Gambling involves risking money or something else of value on an event that depends largely on chance. People gamble on games such as slot machines, roulette, blackjack, poker and sports betting. Depending on the game, the prizes range from small amounts of money to life-changing jackpots. Gambling also includes activities such as scratchcards and betting with friends or family.
Some individuals may be predisposed to gambling because of biological factors, such as a brain structure that influences the processing of reward information and control of impulses. Others may be influenced by cultural values that encourage gambling or make it difficult to recognize a problem. The type of game you play and your location can also influence whether or not you find gambling enjoyable.

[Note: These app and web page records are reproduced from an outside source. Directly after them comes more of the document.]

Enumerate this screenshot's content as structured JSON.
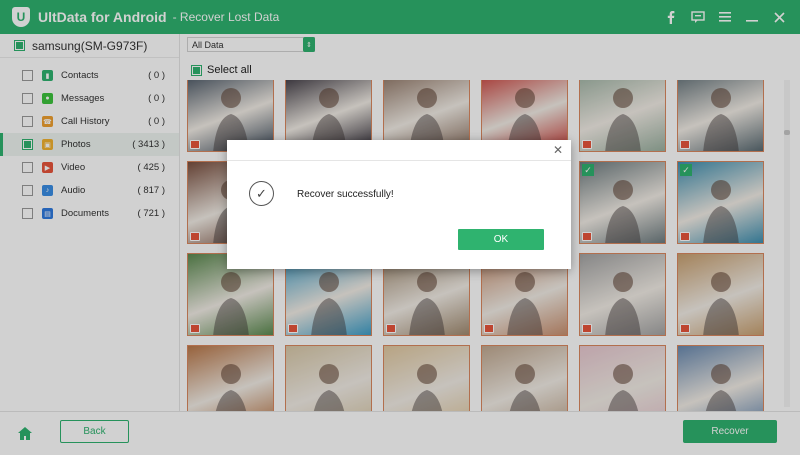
{
  "app": {
    "title": "UltData for Android",
    "subtitle": "- Recover Lost Data",
    "logo_letter": "U",
    "brand_color": "#2fb36f"
  },
  "titlebar_icons": [
    "facebook-icon",
    "feedback-icon",
    "menu-icon",
    "minimize-icon",
    "close-icon"
  ],
  "sidebar": {
    "device": "samsung(SM-G973F)",
    "categories": [
      {
        "label": "Contacts",
        "count": "( 0 )",
        "icon": "contacts-icon",
        "color": "#2fb36f",
        "checked": false
      },
      {
        "label": "Messages",
        "count": "( 0 )",
        "icon": "messages-icon",
        "color": "#3ec43e",
        "checked": false
      },
      {
        "label": "Call History",
        "count": "( 0 )",
        "icon": "call-history-icon",
        "color": "#f0a030",
        "checked": false
      },
      {
        "label": "Photos",
        "count": "( 3413 )",
        "icon": "photos-icon",
        "color": "#f2b230",
        "checked": true
      },
      {
        "label": "Video",
        "count": "( 425 )",
        "icon": "video-icon",
        "color": "#e8553b",
        "checked": false
      },
      {
        "label": "Audio",
        "count": "( 817 )",
        "icon": "audio-icon",
        "color": "#3a8ee6",
        "checked": false
      },
      {
        "label": "Documents",
        "count": "( 721 )",
        "icon": "documents-icon",
        "color": "#2f7ae0",
        "checked": false
      }
    ]
  },
  "main": {
    "filter_value": "All Data",
    "select_all_label": "Select all"
  },
  "photos": {
    "checked_indices": [
      10,
      11
    ],
    "colors": [
      "#3c4a5a",
      "#2a2530",
      "#8a6f5e",
      "#c83a35",
      "#9ab0a0",
      "#5a6a72",
      "#7a5040",
      "#1e2a3a",
      "#2c3340",
      "#b07850",
      "#6e7c80",
      "#3f8fb0",
      "#5c8a50",
      "#3f9ec8",
      "#a08a70",
      "#c89070",
      "#a4a4a4",
      "#c8a070",
      "#b9784a",
      "#d8c8a8",
      "#e0c8a0",
      "#c0a890",
      "#e8c8d0",
      "#6a8ab0"
    ]
  },
  "footer": {
    "back_label": "Back",
    "recover_label": "Recover"
  },
  "dialog": {
    "message": "Recover successfully!",
    "ok_label": "OK"
  }
}
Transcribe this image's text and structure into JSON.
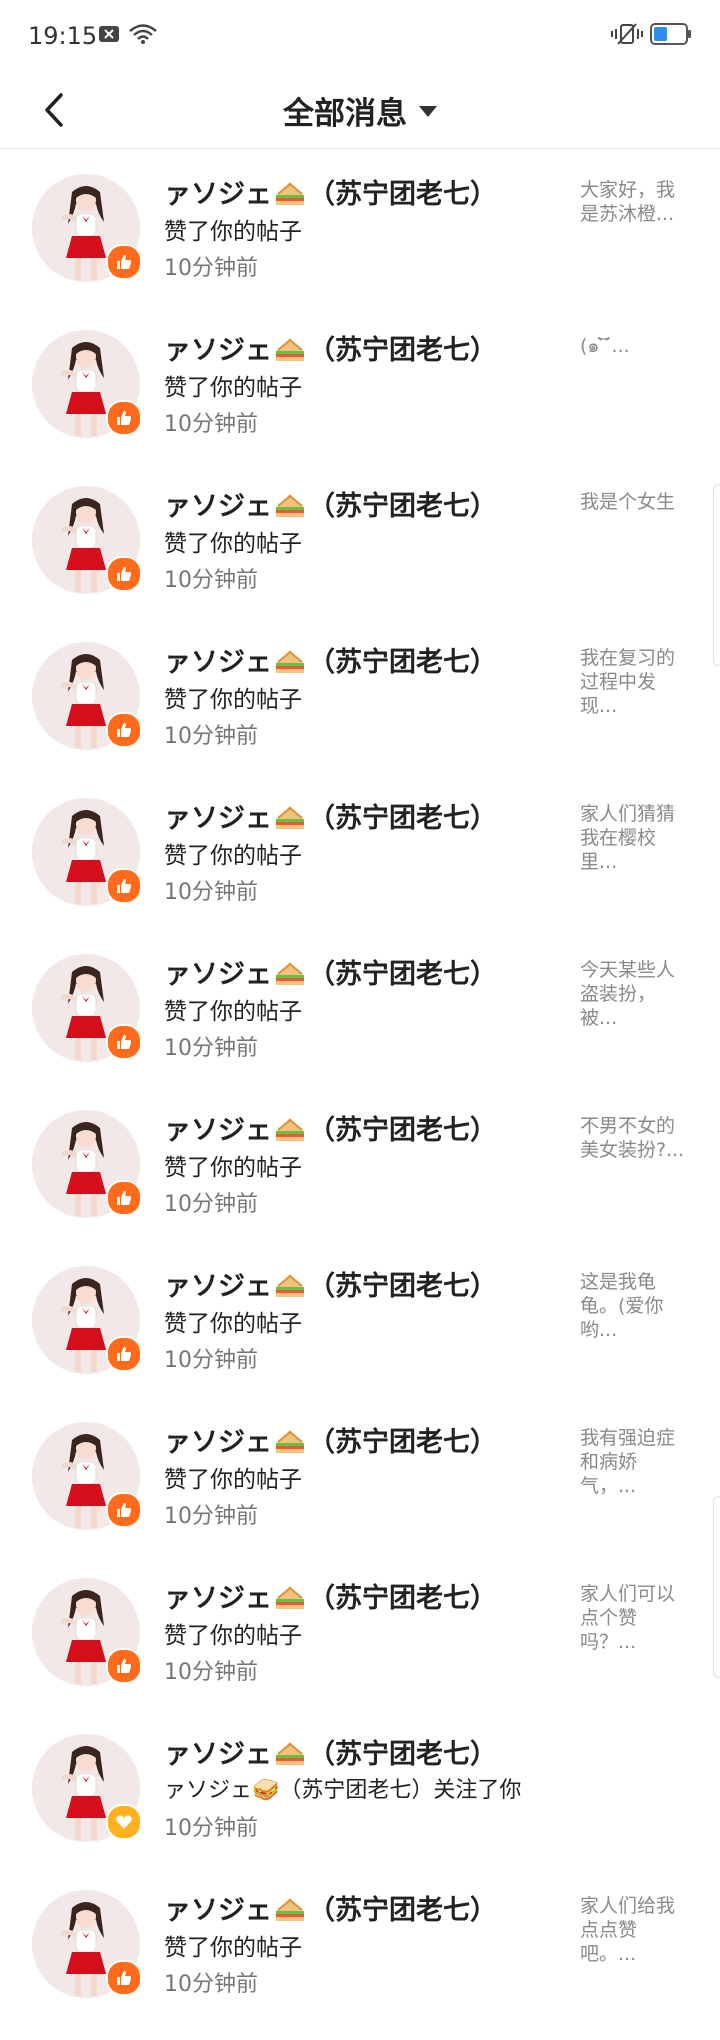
{
  "status": {
    "time": "19:15"
  },
  "header": {
    "title": "全部消息"
  },
  "notifications": [
    {
      "name_prefix": "ァソジェ",
      "name_suffix": "（苏宁团老七）",
      "action": "赞了你的帖子",
      "time": "10分钟前",
      "preview": "大家好，我是苏沐橙...",
      "type": "like"
    },
    {
      "name_prefix": "ァソジェ",
      "name_suffix": "（苏宁团老七）",
      "action": "赞了你的帖子",
      "time": "10分钟前",
      "preview": "(๑ ̄̀ ̄́...",
      "type": "like"
    },
    {
      "name_prefix": "ァソジェ",
      "name_suffix": "（苏宁团老七）",
      "action": "赞了你的帖子",
      "time": "10分钟前",
      "preview": "我是个女生",
      "type": "like"
    },
    {
      "name_prefix": "ァソジェ",
      "name_suffix": "（苏宁团老七）",
      "action": "赞了你的帖子",
      "time": "10分钟前",
      "preview": "我在复习的过程中发现...",
      "type": "like"
    },
    {
      "name_prefix": "ァソジェ",
      "name_suffix": "（苏宁团老七）",
      "action": "赞了你的帖子",
      "time": "10分钟前",
      "preview": "家人们猜猜我在樱校里...",
      "type": "like"
    },
    {
      "name_prefix": "ァソジェ",
      "name_suffix": "（苏宁团老七）",
      "action": "赞了你的帖子",
      "time": "10分钟前",
      "preview": "今天某些人盗装扮，被...",
      "type": "like"
    },
    {
      "name_prefix": "ァソジェ",
      "name_suffix": "（苏宁团老七）",
      "action": "赞了你的帖子",
      "time": "10分钟前",
      "preview": "不男不女的美女装扮?...",
      "type": "like"
    },
    {
      "name_prefix": "ァソジェ",
      "name_suffix": "（苏宁团老七）",
      "action": "赞了你的帖子",
      "time": "10分钟前",
      "preview": "这是我龟龟。(爱你哟...",
      "type": "like"
    },
    {
      "name_prefix": "ァソジェ",
      "name_suffix": "（苏宁团老七）",
      "action": "赞了你的帖子",
      "time": "10分钟前",
      "preview": "我有强迫症和病娇气，...",
      "type": "like"
    },
    {
      "name_prefix": "ァソジェ",
      "name_suffix": "（苏宁团老七）",
      "action": "赞了你的帖子",
      "time": "10分钟前",
      "preview": "家人们可以点个赞吗？...",
      "type": "like"
    },
    {
      "name_prefix": "ァソジェ",
      "name_suffix": "（苏宁团老七）",
      "action": "ァソジェ🥪（苏宁团老七）关注了你",
      "time": "10分钟前",
      "preview": "",
      "type": "follow"
    },
    {
      "name_prefix": "ァソジェ",
      "name_suffix": "（苏宁团老七）",
      "action": "赞了你的帖子",
      "time": "10分钟前",
      "preview": "家人们给我点点赞吧。...",
      "type": "like"
    }
  ],
  "colors": {
    "like_badge": "#ff6b1a",
    "follow_badge": "#ffb21e",
    "preview_text": "#8a8a8a"
  }
}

Many types of gambling have positive economic impacts on local communities. For example, casinos provide jobs for croupiers, security guards and other staff. Moreover, gambling money helps fund schools and other public services. But there are also negative economic consequences from gambling, such as addiction and financial difficulties. In addition, gambling can have social and psychological impacts on the players and their families. These effects are harder to quantify and can vary across individual, interpersonal and societal levels. However, researchers should not overlook the importance of studying these impacts. In particular, they should focus on measuring societal costs and benefits, such as those related to gambling, rather than only focusing on economic impacts, which are much easier to measure.